Britain was the cradle of the industrial revolution. Its manufacturing prowess sustained a unique global standing in the nineteenth century, bore it to victory in the great wars of the twentieth, was a trusty servant of its domestic needs and imperial pretensions, and an enduring source of pride. Quite suddenly, this pre-eminence has vanished. Only yesterday an industrial giant, the UK is heading for the third division.
How on earth did this happen? Where did so many of our great industries, and the companies that served them, go? What happened to all those household names and world leaders? How did industrial employment, once 40 per cent of the labour force, collapse? How were well-paid, robust and rewarding jobs in manufacturing supplanted by poorly-paid, insecure and low-grade work in services?

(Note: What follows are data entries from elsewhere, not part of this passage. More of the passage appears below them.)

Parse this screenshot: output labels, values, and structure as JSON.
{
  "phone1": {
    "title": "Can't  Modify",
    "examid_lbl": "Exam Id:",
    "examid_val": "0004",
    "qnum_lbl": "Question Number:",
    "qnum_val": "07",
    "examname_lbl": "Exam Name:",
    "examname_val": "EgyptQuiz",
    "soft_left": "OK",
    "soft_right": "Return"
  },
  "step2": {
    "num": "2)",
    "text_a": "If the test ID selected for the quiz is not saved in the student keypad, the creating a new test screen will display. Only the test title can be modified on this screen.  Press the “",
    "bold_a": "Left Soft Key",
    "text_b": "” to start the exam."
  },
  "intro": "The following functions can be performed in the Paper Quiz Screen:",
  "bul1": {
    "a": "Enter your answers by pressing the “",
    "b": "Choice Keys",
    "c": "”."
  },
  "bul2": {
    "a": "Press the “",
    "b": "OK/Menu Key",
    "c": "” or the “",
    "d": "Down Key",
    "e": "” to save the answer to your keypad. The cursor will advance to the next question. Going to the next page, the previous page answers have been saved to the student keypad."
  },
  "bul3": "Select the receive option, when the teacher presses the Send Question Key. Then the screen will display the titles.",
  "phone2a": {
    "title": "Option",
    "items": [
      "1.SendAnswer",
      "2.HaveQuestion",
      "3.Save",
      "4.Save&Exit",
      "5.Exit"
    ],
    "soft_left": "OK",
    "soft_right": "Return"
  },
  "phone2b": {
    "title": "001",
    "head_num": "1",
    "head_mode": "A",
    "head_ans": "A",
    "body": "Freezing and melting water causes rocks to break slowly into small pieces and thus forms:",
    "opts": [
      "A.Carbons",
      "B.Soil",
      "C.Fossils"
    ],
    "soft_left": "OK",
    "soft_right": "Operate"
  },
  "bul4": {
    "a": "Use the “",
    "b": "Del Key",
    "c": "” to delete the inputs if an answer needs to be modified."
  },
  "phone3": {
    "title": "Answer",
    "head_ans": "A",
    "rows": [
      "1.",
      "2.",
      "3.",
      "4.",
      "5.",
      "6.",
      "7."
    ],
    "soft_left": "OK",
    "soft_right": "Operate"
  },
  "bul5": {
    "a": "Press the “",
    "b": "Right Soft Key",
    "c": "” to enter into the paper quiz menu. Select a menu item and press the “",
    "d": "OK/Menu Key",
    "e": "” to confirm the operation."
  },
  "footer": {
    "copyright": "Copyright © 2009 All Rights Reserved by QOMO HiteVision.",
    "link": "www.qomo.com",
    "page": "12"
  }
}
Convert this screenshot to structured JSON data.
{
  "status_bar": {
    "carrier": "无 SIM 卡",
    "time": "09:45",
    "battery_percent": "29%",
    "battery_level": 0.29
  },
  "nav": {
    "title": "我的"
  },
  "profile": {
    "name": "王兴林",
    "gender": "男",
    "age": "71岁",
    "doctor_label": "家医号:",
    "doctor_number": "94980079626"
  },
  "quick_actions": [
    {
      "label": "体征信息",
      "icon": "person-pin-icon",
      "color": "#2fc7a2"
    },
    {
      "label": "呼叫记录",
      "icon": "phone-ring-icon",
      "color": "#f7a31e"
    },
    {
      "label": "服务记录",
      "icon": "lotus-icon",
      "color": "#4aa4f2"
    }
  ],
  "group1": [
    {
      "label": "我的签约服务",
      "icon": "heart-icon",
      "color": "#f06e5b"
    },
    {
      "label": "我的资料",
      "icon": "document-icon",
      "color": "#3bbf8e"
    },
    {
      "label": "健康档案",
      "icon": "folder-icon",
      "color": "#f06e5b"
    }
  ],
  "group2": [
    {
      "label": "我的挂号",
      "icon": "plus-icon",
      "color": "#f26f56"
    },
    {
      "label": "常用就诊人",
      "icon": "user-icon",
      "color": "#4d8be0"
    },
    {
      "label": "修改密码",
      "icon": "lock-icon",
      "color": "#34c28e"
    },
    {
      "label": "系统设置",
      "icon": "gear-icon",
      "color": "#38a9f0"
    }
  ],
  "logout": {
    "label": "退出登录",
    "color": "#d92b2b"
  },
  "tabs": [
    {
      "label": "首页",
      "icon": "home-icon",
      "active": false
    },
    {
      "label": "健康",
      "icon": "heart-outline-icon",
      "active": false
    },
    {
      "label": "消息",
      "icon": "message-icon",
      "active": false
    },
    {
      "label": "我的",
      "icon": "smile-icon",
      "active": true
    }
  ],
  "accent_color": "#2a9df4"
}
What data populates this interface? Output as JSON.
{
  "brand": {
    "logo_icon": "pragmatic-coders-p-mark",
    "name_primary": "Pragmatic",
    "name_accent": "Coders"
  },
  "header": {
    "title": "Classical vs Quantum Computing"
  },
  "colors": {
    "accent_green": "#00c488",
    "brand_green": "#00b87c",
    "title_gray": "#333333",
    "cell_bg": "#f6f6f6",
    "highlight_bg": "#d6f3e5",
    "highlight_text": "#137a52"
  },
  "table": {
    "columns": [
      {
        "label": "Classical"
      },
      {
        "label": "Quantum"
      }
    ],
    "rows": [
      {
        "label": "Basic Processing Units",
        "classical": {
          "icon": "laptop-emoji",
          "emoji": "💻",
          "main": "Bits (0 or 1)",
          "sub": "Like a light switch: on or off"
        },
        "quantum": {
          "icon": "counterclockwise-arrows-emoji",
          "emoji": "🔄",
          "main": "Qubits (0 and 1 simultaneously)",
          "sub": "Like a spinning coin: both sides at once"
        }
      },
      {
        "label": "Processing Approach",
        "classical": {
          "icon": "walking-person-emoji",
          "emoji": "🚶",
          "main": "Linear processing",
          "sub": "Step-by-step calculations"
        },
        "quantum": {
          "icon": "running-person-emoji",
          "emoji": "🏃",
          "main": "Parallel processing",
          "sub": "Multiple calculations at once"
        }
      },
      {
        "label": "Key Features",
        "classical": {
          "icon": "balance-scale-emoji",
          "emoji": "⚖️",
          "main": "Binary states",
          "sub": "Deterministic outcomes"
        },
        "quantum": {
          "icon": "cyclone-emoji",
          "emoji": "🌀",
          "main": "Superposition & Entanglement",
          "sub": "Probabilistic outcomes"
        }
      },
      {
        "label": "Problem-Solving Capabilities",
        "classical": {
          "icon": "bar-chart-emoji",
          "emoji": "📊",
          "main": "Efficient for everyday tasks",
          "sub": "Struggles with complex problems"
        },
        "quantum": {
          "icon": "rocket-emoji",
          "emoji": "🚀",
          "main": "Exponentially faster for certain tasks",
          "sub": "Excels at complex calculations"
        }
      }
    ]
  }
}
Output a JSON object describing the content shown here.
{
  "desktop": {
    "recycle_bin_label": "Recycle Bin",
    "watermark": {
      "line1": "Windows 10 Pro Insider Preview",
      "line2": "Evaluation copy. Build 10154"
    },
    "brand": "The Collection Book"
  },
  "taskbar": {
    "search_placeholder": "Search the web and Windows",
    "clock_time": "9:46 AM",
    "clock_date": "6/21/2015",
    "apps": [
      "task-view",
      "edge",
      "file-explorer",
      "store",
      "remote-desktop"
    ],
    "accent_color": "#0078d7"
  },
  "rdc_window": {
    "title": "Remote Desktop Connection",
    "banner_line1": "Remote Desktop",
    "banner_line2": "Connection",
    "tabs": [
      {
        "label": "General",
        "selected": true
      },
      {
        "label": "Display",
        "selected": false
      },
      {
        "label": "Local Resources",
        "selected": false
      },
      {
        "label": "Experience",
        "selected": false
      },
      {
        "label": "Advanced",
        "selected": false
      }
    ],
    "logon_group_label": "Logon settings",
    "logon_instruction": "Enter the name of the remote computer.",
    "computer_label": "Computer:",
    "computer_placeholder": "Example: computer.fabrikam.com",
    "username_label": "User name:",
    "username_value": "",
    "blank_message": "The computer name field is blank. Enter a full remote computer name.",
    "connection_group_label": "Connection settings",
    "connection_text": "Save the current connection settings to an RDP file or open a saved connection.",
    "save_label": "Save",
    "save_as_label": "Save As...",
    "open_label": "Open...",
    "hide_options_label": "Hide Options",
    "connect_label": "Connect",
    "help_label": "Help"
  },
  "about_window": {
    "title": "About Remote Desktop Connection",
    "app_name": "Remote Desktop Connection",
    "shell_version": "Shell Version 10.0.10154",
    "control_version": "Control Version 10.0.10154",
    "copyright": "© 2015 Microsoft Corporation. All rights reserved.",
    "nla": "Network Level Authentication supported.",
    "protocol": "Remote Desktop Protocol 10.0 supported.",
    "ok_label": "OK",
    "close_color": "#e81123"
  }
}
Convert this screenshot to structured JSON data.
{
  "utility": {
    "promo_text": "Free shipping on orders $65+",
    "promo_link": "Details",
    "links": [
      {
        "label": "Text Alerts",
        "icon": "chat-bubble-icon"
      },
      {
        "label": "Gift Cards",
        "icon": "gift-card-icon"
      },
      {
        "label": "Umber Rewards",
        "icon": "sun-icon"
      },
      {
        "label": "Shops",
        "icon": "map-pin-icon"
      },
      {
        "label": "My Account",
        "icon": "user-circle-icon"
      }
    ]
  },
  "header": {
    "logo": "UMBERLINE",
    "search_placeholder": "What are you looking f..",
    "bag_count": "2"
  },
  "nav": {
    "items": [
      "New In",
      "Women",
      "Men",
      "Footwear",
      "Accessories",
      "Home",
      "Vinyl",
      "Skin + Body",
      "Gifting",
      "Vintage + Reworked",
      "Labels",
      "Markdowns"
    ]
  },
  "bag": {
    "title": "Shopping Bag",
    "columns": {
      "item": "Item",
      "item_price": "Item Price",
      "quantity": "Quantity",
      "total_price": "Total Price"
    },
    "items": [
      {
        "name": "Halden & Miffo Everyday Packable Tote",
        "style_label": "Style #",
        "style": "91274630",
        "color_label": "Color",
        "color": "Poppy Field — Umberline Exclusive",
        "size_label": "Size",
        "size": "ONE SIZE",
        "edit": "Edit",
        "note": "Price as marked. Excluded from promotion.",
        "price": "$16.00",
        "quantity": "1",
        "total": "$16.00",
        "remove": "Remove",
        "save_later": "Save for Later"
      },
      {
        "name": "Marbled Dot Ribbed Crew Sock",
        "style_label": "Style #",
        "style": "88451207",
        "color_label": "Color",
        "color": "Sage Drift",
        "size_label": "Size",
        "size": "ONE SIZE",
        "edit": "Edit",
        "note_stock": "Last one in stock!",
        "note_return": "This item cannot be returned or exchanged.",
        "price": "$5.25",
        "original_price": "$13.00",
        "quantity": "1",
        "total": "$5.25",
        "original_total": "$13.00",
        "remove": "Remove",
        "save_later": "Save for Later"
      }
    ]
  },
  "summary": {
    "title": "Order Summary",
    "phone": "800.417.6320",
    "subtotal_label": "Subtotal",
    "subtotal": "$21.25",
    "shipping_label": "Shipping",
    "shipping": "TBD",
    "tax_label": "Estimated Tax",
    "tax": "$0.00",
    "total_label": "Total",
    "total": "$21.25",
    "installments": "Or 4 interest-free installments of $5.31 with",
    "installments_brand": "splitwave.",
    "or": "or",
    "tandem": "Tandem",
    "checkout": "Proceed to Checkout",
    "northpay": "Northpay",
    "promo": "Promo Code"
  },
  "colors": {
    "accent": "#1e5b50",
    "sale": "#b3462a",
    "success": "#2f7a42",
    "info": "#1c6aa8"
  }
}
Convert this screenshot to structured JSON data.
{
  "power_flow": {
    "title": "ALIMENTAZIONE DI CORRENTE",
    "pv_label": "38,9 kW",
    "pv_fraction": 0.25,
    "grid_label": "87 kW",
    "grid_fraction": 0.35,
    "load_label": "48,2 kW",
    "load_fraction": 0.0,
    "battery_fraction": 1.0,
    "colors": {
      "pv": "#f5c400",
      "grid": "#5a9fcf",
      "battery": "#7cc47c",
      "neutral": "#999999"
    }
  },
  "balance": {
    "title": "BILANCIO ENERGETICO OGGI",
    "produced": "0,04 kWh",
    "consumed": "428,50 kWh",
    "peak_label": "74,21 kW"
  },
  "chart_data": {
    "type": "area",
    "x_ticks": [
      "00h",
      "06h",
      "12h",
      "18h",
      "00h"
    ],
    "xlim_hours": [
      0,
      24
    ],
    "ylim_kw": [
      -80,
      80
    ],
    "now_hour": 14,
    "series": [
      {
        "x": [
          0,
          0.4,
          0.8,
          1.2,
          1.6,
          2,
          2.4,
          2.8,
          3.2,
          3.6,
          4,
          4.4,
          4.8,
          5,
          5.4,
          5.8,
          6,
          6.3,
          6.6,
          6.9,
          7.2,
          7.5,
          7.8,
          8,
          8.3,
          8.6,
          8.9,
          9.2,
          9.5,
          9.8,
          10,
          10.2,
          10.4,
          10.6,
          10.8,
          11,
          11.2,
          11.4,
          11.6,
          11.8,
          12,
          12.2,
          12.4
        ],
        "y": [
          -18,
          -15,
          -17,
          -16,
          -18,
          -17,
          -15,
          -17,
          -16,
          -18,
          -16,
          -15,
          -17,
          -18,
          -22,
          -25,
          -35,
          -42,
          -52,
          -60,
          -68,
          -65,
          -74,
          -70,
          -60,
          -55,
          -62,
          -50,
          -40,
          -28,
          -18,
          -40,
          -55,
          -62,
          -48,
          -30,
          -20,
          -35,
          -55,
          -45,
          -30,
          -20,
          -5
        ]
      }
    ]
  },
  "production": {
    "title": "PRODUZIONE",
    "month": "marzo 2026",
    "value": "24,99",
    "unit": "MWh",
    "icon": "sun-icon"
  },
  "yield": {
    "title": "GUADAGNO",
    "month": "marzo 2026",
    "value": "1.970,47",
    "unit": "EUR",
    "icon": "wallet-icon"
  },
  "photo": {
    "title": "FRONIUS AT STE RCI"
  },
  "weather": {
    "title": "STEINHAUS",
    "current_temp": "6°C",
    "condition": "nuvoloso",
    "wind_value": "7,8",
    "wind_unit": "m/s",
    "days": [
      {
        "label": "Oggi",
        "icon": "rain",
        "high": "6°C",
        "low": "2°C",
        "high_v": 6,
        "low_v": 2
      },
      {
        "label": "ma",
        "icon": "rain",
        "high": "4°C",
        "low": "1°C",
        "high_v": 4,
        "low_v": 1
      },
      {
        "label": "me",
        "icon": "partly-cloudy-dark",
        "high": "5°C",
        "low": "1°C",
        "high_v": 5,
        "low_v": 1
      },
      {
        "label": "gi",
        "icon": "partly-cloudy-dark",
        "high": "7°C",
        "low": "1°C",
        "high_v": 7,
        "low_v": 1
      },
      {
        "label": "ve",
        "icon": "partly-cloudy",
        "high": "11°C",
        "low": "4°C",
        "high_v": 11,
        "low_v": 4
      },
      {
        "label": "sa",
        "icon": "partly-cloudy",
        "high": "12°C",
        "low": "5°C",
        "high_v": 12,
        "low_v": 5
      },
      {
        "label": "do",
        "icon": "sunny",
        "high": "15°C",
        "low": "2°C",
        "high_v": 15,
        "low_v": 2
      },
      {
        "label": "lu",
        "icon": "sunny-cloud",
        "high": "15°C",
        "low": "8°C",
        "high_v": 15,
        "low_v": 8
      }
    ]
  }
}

Stolen Heritage offers answers. Answers that should provoke concern, dismay and anger. It goes beyond denouncing the shortcomings of neoliberalism to chart its workings in practice. It tracks the life and death of Britain’s industries, vigorously contesting the orthodox view that their demise was inevitable, and it looks at prevailing political ethos, and dogma, of the time. Finally it looks beyond the immediate perils of Brexit to ways in which something of value just might be salvaged from the wreckage.